DDOS Protection

DDOS stands for Distributed Denial of Service and it’s a method of attack that relies on overpowering a web server by throwing massive amounts of generic traffic at it. A DDOS is less common than a exploit because it generally requires the attacker to have access to a large pool of machines to initiate the attack from. Unlike an exploit, which generally seeks to access restricted data on your website, a DDOS exists purely for the purpose of taking you off of the web. As a general rule, if you’re being DDOS’d, you’ve either upset someone or you’ve got a hacker testing his abilities on your website. The attacking party has little to gain from this brand of attack.

So how do you stop a DDOS? Your two options tend to be to bulk up, or add enough resources to handle the traffic, or to employ a DDOS prevention service. These tend to be expensive but they’ll filter out the illegitimate traffic before it gets to your site.

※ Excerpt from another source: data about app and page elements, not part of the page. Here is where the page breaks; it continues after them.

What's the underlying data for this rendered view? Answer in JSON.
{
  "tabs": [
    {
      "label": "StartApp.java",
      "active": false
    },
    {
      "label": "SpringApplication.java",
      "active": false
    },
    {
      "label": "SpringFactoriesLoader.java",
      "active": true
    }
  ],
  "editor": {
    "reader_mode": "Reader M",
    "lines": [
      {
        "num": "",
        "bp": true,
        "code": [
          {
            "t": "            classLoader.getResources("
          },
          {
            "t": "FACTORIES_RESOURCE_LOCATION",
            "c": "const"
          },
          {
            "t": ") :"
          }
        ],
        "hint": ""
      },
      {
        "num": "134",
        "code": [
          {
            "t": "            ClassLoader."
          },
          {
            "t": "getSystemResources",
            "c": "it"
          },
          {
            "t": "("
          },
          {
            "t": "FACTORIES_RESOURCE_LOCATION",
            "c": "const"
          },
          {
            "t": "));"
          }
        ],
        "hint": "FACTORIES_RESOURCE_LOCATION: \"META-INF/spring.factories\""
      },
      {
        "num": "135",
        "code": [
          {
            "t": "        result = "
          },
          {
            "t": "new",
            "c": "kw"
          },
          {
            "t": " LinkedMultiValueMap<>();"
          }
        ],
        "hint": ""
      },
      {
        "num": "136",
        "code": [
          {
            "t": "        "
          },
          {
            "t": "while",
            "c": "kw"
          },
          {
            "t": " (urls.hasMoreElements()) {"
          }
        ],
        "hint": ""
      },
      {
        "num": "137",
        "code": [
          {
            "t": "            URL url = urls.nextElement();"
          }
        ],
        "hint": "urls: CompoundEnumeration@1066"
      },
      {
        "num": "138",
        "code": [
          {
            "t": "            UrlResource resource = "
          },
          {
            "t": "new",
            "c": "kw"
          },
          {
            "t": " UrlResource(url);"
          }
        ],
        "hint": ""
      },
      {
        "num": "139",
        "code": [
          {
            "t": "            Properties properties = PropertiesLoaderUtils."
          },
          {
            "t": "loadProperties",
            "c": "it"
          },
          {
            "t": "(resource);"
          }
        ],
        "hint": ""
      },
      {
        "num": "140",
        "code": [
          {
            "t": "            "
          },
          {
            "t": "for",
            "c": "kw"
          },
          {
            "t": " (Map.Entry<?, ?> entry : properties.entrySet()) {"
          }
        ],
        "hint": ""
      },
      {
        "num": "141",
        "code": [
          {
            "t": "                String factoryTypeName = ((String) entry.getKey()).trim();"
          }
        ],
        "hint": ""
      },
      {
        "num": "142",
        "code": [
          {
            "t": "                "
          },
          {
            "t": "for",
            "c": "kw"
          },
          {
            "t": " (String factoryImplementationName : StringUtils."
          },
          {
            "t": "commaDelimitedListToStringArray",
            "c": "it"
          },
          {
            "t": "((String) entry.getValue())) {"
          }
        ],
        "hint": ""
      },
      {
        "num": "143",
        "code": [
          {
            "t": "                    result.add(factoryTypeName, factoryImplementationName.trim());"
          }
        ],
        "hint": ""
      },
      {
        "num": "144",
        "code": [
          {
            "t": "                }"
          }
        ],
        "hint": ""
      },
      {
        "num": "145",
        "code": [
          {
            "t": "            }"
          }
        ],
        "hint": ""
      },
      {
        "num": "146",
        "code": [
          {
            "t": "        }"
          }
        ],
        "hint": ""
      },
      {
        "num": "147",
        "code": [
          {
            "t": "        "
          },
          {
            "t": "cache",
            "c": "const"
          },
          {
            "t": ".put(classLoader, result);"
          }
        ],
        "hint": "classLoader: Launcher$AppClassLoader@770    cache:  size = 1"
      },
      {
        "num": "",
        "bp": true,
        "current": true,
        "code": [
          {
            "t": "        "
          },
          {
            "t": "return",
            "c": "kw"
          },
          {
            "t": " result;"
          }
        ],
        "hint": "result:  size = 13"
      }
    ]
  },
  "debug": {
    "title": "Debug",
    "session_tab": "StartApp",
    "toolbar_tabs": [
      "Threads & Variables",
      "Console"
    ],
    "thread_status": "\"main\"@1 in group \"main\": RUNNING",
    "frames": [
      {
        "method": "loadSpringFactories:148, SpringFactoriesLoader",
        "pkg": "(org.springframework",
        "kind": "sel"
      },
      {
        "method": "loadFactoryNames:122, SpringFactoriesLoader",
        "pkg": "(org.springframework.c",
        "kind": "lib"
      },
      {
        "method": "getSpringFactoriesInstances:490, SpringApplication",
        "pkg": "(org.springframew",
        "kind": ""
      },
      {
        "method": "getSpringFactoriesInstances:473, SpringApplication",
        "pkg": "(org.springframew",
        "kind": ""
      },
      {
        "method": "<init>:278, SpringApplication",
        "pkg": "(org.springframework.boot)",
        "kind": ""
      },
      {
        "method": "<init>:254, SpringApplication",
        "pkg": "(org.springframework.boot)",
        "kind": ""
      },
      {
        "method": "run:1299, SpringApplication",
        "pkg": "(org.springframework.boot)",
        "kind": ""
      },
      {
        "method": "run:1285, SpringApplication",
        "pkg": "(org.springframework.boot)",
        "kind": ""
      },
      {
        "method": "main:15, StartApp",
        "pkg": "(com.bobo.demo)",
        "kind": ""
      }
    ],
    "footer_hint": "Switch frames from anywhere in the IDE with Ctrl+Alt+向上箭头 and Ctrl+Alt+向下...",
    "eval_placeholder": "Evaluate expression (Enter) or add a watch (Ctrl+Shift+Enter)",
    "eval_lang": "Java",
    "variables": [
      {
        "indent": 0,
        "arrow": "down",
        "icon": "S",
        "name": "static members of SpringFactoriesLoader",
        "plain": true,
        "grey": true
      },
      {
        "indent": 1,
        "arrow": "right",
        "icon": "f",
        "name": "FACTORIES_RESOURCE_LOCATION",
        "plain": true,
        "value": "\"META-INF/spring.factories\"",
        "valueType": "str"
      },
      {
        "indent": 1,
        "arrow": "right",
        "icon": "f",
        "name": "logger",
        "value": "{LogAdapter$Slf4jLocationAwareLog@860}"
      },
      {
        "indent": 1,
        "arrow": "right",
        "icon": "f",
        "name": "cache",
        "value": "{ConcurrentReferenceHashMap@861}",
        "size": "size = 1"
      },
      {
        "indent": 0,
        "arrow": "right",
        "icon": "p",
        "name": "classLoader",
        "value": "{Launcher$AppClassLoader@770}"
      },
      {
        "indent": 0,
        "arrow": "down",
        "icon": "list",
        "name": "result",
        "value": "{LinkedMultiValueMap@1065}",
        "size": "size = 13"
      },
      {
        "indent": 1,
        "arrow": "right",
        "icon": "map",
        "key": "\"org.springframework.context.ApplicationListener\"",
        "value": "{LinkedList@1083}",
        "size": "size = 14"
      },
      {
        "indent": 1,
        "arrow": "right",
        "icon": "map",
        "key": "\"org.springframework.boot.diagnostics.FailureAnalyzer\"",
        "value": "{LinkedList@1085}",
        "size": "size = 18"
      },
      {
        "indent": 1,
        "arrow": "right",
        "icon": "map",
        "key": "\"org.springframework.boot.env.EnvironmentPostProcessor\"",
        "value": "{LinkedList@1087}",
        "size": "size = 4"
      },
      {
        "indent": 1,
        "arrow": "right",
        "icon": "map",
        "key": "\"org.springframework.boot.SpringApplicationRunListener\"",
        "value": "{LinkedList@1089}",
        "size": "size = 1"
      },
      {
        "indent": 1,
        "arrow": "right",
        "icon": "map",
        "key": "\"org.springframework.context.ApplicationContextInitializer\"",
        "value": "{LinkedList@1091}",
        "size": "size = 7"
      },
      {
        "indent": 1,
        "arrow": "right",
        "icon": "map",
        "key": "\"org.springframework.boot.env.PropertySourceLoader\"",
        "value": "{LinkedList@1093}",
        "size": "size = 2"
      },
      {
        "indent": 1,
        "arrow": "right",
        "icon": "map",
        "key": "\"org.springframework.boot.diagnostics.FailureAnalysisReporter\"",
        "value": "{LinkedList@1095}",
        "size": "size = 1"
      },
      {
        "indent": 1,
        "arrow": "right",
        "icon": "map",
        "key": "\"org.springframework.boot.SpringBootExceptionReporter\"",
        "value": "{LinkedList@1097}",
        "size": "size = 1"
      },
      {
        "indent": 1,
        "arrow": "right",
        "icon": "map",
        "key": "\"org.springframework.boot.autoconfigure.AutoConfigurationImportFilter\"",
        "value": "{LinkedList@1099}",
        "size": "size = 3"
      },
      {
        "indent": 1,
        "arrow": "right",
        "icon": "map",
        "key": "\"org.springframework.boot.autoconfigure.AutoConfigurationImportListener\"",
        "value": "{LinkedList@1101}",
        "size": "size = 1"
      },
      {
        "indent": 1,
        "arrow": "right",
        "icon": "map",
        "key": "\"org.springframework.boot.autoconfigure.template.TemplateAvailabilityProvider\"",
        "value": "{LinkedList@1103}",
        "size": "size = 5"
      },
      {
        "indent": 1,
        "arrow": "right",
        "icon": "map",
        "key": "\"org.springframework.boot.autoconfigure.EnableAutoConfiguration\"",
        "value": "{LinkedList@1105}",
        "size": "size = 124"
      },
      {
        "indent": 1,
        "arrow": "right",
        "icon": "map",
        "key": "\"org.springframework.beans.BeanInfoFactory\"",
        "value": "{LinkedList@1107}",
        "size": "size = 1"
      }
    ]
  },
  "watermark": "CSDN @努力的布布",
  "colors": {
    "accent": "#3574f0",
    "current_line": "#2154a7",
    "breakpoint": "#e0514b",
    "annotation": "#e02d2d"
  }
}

Unless you’re running a very large business, employing a DDOS protection service can often be fiscally unfeasible. I would recommend leaving this one alone, unless you happen to be attacked, or trying to find a hosting service that offers one bundled at a discount rate, as many do.

 

Penetration Tests & Vulnerability Scans

A penetration test, or pen-test for short, involves hiring an Ethical Hacker to attempt to break into your website and show you where it’s vulnerable. Someone running a basic vulnerability scan is also an option and often cheaper. The difference? A vulnerability scan will look for holes in your security, a true pen-test will seek to exploit them.

It’s important, if you’re considering running a pen-test, to speak with your hosting provider prior to the test. If you’re on a shared server, your fake hack attempt could be seen as a real hack attempt on other websites on your server and may constitute illegal action. A good ethical hacker should be able to provide you with information about what is legal and what’s not when it comes to testing a website for vulnerabilities.

PCI Compliance

PCI stands for Payment Card Industry and PCI Compliance is generally a requirement to accept payments on the web. So, how do you find out if your website is PCI compliant?

PCI Compliance is often determined by a PCI compliance scan run by your credit card gateway provider. That could be someone like PayPal or Authorize.net. Normally, while your site is still small, you’re not going to see too many of these. As you start to increase revenue, you’re more likely to start getting messages from your payment provider to become PCI compliant.

The next question that comes up is how we get there. Well, there’s not really one path to PCI Compliance. Every scan is going to turn up different results and different vulnerabilities and standards that need to be met. I can suggest a few loop holes to get around it entirely.

The first is to avoid processing credit cards on your website at all. Using services like PayPal standard and 2Checkout, where a customer is directed to an external website to pay, will completely remove you from the scope of PCI Compliance. If you never actually take a credit card number, you can’t be liable for one.

The second(almost as good) method is to use services like Authorize.net Direct Post. In this scenario, visitors are putting in their credit card number on your website but it’s sent immediately to Authorize.net without ever going through your web server. I won’t get into the technical details of how this works, but it greatly lowers the scope of your PCI requirements.

As a final note on PCI, never, NEVER, store credit card information on your own website. Even though it’s possible to be PCI Compliant while storing local credit card numbers, the risk is simply higher than the reward could ever be. Do you remember what happened to Target recently? Imagine that being your business with hundreds or thousands of customers with credit card numbers filched from your store.E

This post is an excerpt from the short e-book, Understanding Websites from a Business Perspective, available on Amazon.